for its motion, and identifying those portions of [the
record] which it believes demonstrate the absence of a
genuine issue of material fact, ” Celotex, 477
U.S. at 323, the responding party is only required to respond
to those issues clearly identified by the moving party as
being subject to the motion.
fact that a motion for summary judgment is unopposed does not
lessen the burden on the moving party or the court.
Guarino v. Brookfield Twp. Trustees, 980 F.2d 399,
410 (6th Cir. 1992) (citation omitted). “When a
non-moving party fails to respond, therefore, the district
court must, at a minimum, examine the moving party's

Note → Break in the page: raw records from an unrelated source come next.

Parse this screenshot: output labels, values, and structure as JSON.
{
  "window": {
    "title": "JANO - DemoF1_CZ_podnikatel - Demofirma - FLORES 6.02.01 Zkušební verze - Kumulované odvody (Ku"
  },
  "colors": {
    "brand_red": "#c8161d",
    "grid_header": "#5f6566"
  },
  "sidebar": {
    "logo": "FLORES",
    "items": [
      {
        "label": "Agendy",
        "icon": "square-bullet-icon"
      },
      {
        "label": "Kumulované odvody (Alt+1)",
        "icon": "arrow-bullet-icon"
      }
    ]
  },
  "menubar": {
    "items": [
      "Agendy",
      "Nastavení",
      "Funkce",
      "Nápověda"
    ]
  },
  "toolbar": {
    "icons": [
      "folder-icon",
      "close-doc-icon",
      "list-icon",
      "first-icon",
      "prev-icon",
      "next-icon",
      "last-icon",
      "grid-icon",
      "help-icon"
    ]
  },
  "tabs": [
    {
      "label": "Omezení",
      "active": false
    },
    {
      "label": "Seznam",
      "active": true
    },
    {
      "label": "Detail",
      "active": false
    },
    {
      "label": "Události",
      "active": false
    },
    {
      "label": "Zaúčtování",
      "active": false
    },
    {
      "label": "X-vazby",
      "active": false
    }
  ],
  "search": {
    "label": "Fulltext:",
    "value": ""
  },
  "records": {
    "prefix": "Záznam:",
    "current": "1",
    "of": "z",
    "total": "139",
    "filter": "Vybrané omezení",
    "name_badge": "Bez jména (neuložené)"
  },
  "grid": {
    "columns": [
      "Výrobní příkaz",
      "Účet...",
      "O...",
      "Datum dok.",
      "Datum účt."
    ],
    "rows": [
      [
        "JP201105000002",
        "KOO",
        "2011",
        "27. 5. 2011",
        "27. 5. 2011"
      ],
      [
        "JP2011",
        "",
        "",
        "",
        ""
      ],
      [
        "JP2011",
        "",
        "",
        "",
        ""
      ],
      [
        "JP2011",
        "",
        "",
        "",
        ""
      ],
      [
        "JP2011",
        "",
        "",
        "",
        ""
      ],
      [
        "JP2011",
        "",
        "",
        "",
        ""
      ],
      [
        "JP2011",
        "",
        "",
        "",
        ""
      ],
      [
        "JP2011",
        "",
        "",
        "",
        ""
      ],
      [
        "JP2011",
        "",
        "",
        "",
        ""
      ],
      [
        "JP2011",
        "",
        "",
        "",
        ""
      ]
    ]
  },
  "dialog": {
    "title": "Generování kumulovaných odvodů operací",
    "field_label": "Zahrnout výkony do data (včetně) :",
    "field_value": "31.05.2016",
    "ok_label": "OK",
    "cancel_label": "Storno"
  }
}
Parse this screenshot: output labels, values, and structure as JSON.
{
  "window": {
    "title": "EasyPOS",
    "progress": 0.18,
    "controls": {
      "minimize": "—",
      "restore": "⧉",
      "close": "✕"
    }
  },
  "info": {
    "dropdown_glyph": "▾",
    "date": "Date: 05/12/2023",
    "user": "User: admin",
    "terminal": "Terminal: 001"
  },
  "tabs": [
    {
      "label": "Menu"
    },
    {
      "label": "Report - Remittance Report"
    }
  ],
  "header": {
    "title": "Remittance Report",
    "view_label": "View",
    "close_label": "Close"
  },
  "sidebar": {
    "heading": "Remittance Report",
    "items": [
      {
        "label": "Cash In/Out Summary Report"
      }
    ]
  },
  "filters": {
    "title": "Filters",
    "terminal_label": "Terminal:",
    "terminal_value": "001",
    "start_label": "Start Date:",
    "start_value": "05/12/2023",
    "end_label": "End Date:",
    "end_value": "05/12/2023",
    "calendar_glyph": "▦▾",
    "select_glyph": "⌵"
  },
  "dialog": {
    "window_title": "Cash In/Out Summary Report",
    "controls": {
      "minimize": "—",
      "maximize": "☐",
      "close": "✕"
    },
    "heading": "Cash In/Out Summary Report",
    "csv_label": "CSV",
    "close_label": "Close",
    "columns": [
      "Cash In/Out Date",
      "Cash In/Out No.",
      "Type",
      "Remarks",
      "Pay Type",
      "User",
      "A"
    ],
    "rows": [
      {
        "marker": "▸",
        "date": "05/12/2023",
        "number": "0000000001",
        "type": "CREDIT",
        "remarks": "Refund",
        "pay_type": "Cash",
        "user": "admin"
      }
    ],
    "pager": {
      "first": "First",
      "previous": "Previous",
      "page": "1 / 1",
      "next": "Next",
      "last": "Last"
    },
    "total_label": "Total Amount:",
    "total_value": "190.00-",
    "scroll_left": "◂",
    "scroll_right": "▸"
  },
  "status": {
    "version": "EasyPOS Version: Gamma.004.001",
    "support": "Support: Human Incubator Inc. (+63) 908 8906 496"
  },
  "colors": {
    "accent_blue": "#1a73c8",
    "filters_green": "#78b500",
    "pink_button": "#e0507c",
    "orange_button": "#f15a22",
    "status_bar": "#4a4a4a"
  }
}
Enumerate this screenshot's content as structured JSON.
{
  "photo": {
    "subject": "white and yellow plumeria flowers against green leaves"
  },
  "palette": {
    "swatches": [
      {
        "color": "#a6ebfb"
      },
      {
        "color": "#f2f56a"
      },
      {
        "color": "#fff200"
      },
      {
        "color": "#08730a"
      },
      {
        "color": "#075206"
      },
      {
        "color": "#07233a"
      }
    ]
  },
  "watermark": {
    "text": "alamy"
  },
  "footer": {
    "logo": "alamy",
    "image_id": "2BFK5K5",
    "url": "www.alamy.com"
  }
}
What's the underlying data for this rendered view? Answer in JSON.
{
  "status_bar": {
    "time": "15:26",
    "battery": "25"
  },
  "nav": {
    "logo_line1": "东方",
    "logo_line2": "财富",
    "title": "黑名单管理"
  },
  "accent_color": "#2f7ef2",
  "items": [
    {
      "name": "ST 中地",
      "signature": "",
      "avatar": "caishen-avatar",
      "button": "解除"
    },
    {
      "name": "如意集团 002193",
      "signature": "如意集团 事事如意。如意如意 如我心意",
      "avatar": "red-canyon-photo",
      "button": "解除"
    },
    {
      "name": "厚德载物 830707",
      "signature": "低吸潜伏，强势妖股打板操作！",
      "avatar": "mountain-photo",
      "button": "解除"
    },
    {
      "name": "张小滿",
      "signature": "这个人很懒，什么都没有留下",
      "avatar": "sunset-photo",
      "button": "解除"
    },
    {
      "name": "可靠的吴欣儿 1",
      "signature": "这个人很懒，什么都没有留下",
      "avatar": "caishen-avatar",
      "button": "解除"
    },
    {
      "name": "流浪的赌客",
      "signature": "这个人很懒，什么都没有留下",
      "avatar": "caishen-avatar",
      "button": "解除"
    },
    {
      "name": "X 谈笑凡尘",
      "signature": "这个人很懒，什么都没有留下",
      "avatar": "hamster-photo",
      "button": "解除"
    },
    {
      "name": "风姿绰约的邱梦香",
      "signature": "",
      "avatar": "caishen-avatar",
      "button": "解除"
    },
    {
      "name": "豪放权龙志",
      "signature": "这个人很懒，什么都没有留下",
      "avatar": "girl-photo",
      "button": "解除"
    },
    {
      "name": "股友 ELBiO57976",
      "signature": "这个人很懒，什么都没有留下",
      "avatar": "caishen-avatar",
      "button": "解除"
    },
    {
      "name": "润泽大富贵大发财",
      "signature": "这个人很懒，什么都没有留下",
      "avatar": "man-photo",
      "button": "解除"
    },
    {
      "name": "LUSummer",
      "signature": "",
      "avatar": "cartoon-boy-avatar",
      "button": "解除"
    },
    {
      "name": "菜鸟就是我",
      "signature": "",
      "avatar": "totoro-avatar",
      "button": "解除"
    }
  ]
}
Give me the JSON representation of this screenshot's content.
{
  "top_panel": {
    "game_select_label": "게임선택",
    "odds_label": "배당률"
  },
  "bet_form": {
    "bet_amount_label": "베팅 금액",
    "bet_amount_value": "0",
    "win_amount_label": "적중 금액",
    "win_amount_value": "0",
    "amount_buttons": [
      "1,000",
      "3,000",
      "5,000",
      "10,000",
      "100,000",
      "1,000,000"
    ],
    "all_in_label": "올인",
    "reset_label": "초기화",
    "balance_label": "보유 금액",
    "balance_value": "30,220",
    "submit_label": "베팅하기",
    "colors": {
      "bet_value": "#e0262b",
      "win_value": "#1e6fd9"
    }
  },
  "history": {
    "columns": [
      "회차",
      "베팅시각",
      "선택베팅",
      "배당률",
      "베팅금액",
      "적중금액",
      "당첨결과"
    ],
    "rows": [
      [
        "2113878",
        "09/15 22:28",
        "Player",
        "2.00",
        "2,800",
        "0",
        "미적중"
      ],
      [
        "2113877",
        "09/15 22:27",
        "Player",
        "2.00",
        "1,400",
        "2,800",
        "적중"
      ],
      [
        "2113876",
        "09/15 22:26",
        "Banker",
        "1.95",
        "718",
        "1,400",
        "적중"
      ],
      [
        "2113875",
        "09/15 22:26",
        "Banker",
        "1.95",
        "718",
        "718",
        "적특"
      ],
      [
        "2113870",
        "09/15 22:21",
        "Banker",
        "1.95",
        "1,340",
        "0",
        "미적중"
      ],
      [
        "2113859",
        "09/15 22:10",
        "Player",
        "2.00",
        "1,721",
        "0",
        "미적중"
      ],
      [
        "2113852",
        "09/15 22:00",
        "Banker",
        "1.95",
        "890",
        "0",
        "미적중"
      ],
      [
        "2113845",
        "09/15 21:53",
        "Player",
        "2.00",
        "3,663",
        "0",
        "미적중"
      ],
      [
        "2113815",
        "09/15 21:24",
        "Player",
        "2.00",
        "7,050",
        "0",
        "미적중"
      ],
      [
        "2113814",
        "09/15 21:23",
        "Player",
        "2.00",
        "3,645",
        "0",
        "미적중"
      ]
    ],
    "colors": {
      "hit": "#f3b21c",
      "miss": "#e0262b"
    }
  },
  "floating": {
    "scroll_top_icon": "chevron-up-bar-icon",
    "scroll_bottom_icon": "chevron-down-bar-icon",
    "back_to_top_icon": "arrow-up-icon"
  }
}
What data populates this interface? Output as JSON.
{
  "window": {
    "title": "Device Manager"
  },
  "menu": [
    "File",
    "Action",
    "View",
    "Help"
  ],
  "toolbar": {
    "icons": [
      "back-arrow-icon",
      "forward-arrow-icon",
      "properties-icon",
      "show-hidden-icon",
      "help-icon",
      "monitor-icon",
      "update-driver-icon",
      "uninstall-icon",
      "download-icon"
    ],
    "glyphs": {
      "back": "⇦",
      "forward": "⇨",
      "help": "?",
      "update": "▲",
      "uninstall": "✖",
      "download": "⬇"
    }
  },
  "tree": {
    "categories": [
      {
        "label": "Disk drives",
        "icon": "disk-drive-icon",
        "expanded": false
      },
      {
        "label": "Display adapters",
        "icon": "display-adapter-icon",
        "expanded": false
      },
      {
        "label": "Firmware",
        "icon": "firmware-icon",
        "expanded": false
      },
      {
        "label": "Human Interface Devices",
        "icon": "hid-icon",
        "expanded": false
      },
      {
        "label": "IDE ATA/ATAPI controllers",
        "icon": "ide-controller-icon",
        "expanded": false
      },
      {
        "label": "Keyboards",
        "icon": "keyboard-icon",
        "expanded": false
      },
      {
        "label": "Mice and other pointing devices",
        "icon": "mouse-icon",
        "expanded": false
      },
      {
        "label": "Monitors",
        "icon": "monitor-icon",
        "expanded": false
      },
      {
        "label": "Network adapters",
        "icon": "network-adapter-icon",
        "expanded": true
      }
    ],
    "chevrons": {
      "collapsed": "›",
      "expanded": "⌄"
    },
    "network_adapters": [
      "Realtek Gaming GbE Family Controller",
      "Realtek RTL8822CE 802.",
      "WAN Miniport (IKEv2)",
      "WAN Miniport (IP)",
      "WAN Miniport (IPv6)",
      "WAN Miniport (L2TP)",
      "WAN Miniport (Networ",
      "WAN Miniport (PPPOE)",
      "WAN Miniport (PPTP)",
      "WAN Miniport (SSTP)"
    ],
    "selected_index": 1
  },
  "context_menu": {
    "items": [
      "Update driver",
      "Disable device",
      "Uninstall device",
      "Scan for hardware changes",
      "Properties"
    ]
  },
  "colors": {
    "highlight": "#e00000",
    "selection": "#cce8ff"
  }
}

motion for summary judgment to ensure that it has discharged
its initial burden.” Miller v. Shore Fin. Services,
Inc., 141 F.App'x 417, 419 (6th Cir. 2005) (citation
omitted). Courts are not required to “comb the record
from the partisan perspective of an advocate for the
non-moving party, ” but rather courts “may rely
on the moving party's unrebutted recitation of the
evidence, or pertinent portions thereof, in reaching a
conclusion that certain evidence and inferences from evidence
demonstrate facts which are
‘uncontroverted.'” Guarino, 980 F.2d
at 410. It is with these standards in mind that the instant
motion must be decided.
October 28, 2016, defendants Florida Coastal and Mr. Griffith
(hereinafter “Defendants”) filed a motion for
summary judgment, arguing that the claims against them are
barred by the doctrine of res judicata because they
have already been decided by the state court in the November
12, 2014 final judgment rendered in case number
08-CVE-12-1598 (The State Foreclosure Action).” (Doc.
76-1). There is both a federal law standard and a state law
standard for issue preclusion, also known as collateral
estoppel, and these standards share several common elements.
Under the federal standard, the party claiming preclusion
(1) the precise issue raised in the present case must have
been raised and actually litigated in the prior proceeding;
(2) determination of the issue must have been necessary to
the outcome of the prior proceeding; (3) the prior proceeding
must have resulted in a final judgment on the merits; and (4)
the party against whom estoppel is sought must have had a
full and fair opportunity to litigate the issue in the prior
Kosinski v. Commissioner of Internal Revenue, 541
F.3d 671, 675 (6th Cir. 2008), quoting United States v.
Cinemark USA, Inc., 348 F.3d 569, 583 (6th Cir. 2003).
Similarly, issue preclusion under the Ohio standard applies
1) the fact or issue was actually litigated in the prior
action; 2) the court actually determined the fact or issue in
question; 3) the party against whom issue preclusion is
asserted was a party, or ...